The staffing industry is in the middle of a digital transformation: new technologies are radically impacting the way recruitment agencies do business and will continue to do so for the foreseeable future. Is your business a part of this digital revolution? And what does digital transformation mean to the average recruitment professional? We surveyed 900+ global staffing and recruitment professionals to find out. Read on for the top takeaways.
Digital transformation is a good thing, but firms aren't taking action
At the beginning of 2019, as part of our annual GRID report on top industry trends, we asked global recruitment professionals to say if they thought digital transformation—defined as the integration of technology into all areas of business for the purposes of improving operations and the way companies deliver value to customers—was good or bad for their business.
The verdict: recruitment pros overwhelmingly viewed it as a good thing. Eighty percent said it would help their business and only 5 percent said it could hurt their business. Enthusiasm runs high, but are agencies taking action to make digital transformation a reality?
Our new survey of 900 global recruitment professionals reveals that most agencies have just begun to tap into the full potential of the technologies that are transforming the industry.
What does digital transformation mean to recruitment professionals?
Most recruitment pros possess a nebulous understanding of digital transformation. Sixty-eight percent of the nine-hundred respondents surveyed say they have a limited understanding of digital transformation, while just one out of five say they have a deep understanding. (This is true for related terms as well—the average staffing professional rates their understanding of AI and machine learning as poor or middling.)
Predictably, respondents who work at an agency with a digital transformation strategy in place are most likely to say they have a strong understanding of the term.
What does digital transformation mean to the industry? Given a large list of options, the vast majority (81 percent) say that when they think of digital transformation, they think of one of the following technologies: automation (37 percent), AI and machine learning (18 percent), or cloud-based software (26 percent).
Who has a digital transformation strategy in place?
If your firm has a formal digital transformation strategy, pat yourselves on the back—you’re ahead of the curve. Just twenty-five percent of respondents say they do.
Who are the digital transformation pacesetters? Large agencies are far more likely than smaller agencies to take action; with the sharpest cut-off happening at 150 employees. Agencies with at least 150 employees are twice as likely to have a digital transformation strategy.
The type of agency has little to no impact on how likely they are to have a strategy in place, though executive search professionals were slightly more likely than their temp and direct hire peers to answer affirmatively.
Globally, APAC professionals (28 percent) lead the pack, while US firms (18 percent) lag behind. Wherever your business resides, if you have a digital transformation strategy in place or even a strong understanding of what one entails, you’re in the minority.
What technologies have agencies embraced?
When it comes to incorporating new technology, how do recruitment agencies fare? The automation of recruitment processes has the most buy-in, but automation adoption is still uniformly low across the board.

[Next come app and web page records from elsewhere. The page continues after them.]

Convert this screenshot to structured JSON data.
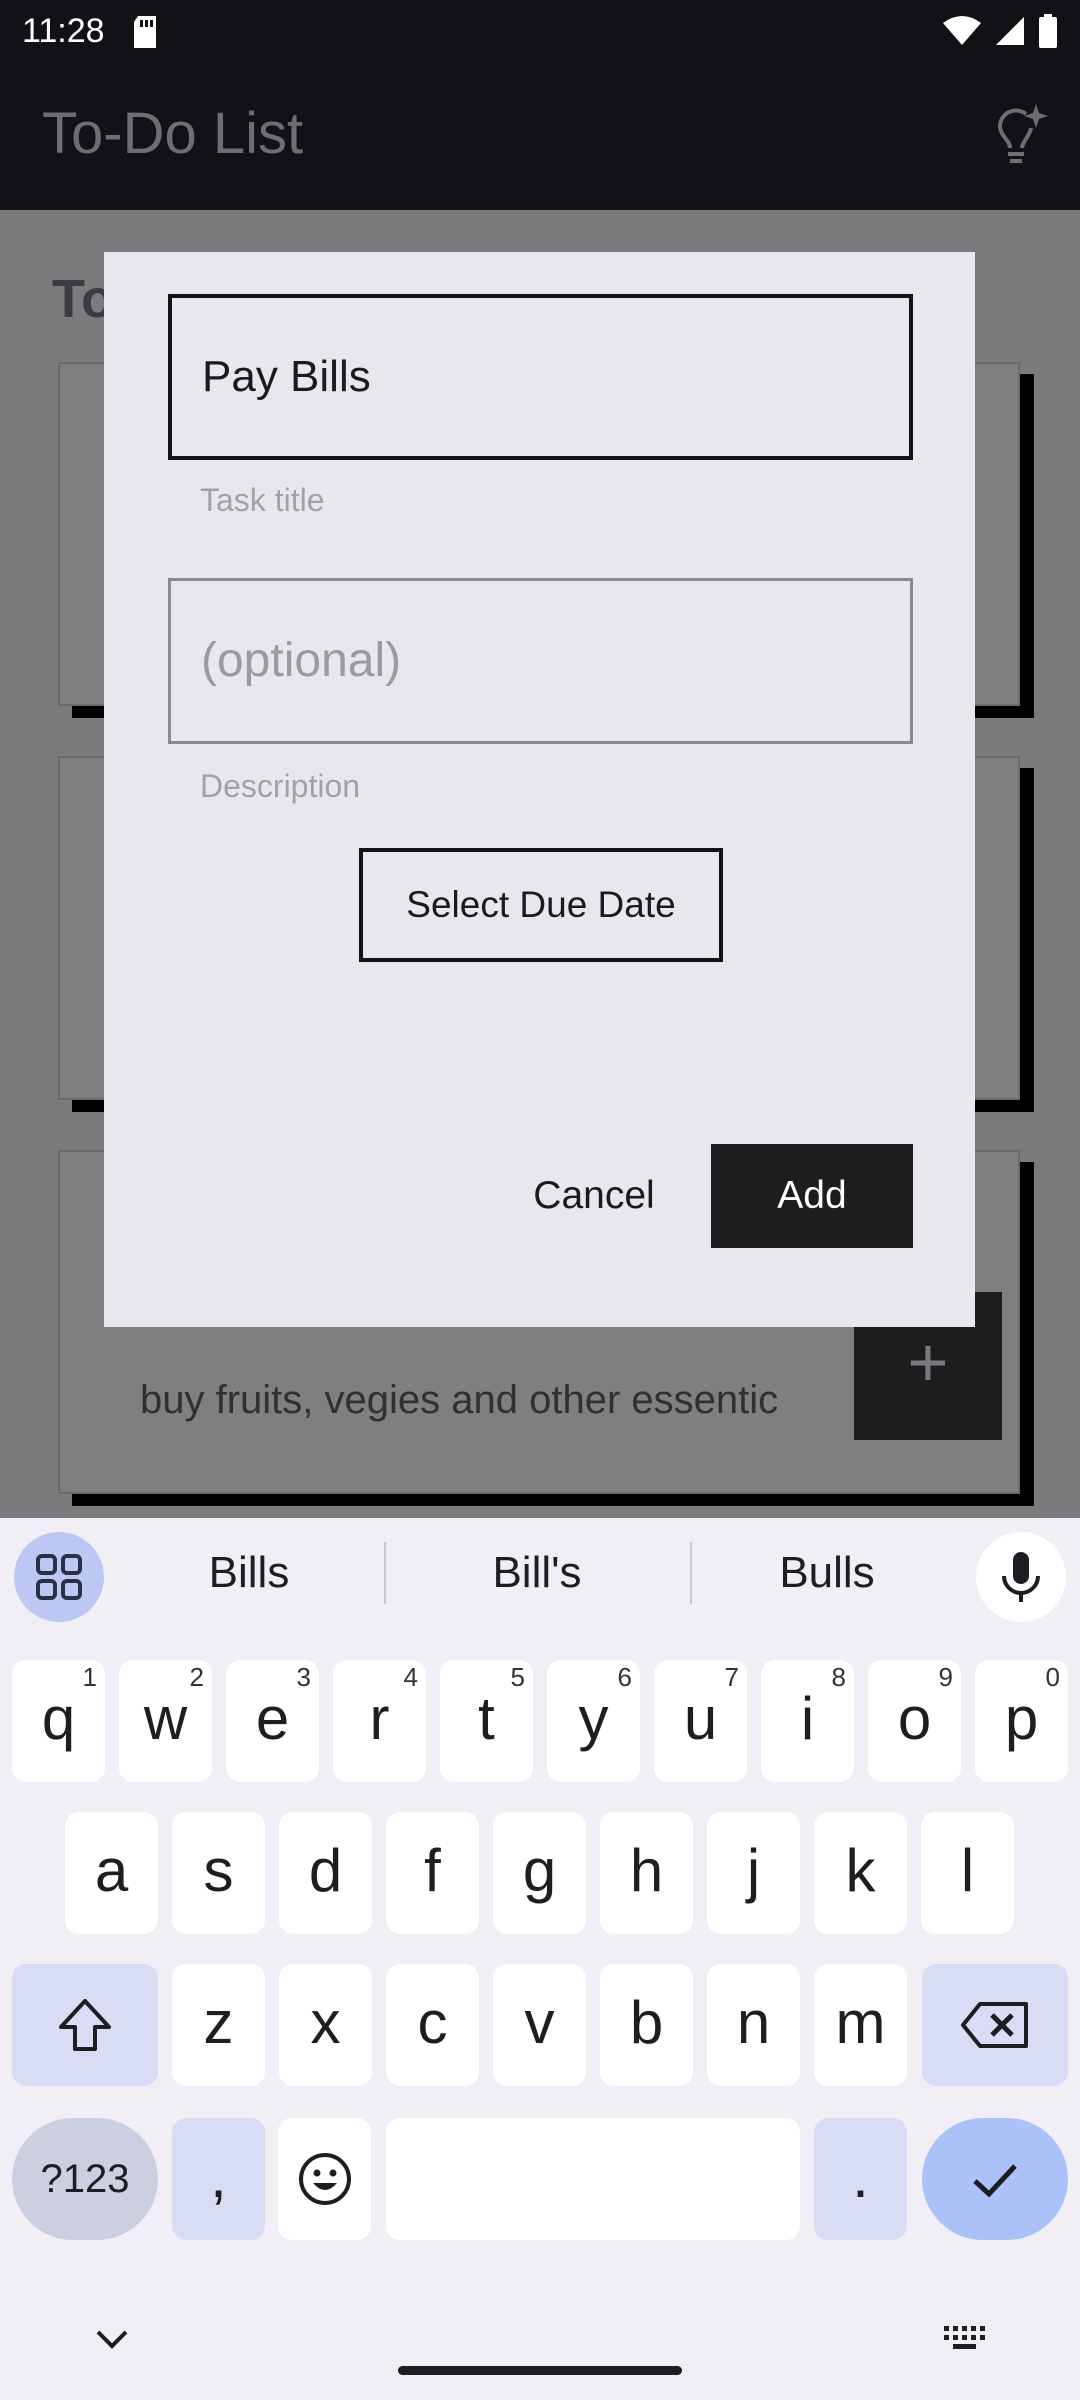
{
  "status_bar": {
    "time": "11:28"
  },
  "app_bar": {
    "title": "To-Do List"
  },
  "list": {
    "heading": "To",
    "card_3_text": "buy fruits, vegies and other essentic",
    "fab_label": "+"
  },
  "dialog": {
    "title_value": "Pay Bills",
    "title_helper": "Task title",
    "description_placeholder": "(optional)",
    "description_helper": "Description",
    "due_date_button": "Select Due Date",
    "cancel_button": "Cancel",
    "add_button": "Add"
  },
  "keyboard": {
    "suggestions": [
      "Bills",
      "Bill's",
      "Bulls"
    ],
    "row1": [
      {
        "key": "q",
        "hint": "1"
      },
      {
        "key": "w",
        "hint": "2"
      },
      {
        "key": "e",
        "hint": "3"
      },
      {
        "key": "r",
        "hint": "4"
      },
      {
        "key": "t",
        "hint": "5"
      },
      {
        "key": "y",
        "hint": "6"
      },
      {
        "key": "u",
        "hint": "7"
      },
      {
        "key": "i",
        "hint": "8"
      },
      {
        "key": "o",
        "hint": "9"
      },
      {
        "key": "p",
        "hint": "0"
      }
    ],
    "row2": [
      "a",
      "s",
      "d",
      "f",
      "g",
      "h",
      "j",
      "k",
      "l"
    ],
    "row3": [
      "z",
      "x",
      "c",
      "v",
      "b",
      "n",
      "m"
    ],
    "symbols_key": "?123",
    "comma_key": ",",
    "period_key": "."
  },
  "colors": {
    "app_bar": "#121216",
    "dialog_bg": "#e9e7ee",
    "primary_button": "#1d1d20",
    "keyboard_accent": "#aac2f7"
  },
  "icons": [
    "sd-card-icon",
    "wifi-icon",
    "signal-icon",
    "battery-icon",
    "lightbulb-sparkle-icon",
    "apps-grid-icon",
    "microphone-icon",
    "shift-icon",
    "backspace-icon",
    "emoji-icon",
    "checkmark-icon",
    "chevron-down-icon",
    "keyboard-switch-icon"
  ]
}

Sourcing is the most adopted process (39 percent) and redeployment the least (5 percent). One in five firms don’t automate anything,
|Recruitment Process||% who automate|
|Pay and Bill||26%|
|Time and Expense||23%|
|Client relationship management||19%|
Candidate acquisition ranked as the number one priority for firms in 2019, so it’s no surprise that it’s the process that firms are most eager to automate. Generally, firms see digital transformation as a means to improve candidate-related activities. When respondents were asked to select how digital transformation will most impact their business, they chose applicant tracking/candidate management by a large margin.
While automation is no doubt useful for this purpose, there’s no shortage of other uses for automation, many that improve productivity and performance.
Respondents were also asked how much of their business lives in the cloud. While nearly every business now uses at least some cloud-based software—just five percent use no cloud-based software for their business, just 15 percent are completely cloud-based. Most respondents (68 percent) fall somewhere in the middle.
Who is responsible for digital transformation?
Who should be leading your digital transformation strategy? For most businesses, the CEO (45 percent) takes the lead, though this may be by default for some businesses. While not every agency has a Chief Information Officer or Chief Technology Officer (CIO/CTO), those who do are much more likely to have an advanced approach to digital transformation.
Businesses with a CTO or CIO leading the digital transformation strategy are twice as likely to have a deep understanding of digital transformation and twice as likely to automate key recruitment processes. That said, staffing businesses that hire a CTO or CIO may already be demonstrating a greater commitment to technological change, so this may be a byproduct of a technology-first focus rather than a cause of it.
Recruitment professionals are in agreement that digital transformation is the future (and the present) of the industry, but the results don’t quite match up to the enthusiasm for technological progress. Most have barely begun to explore the many possibilities of technology to further their business, presenting a great opportunity to differentiate from the competition. Automation, in particular, represents immense untapped potential for agencies. The results are clear: we are just beginning to realize the transformational potential of technology as an industry.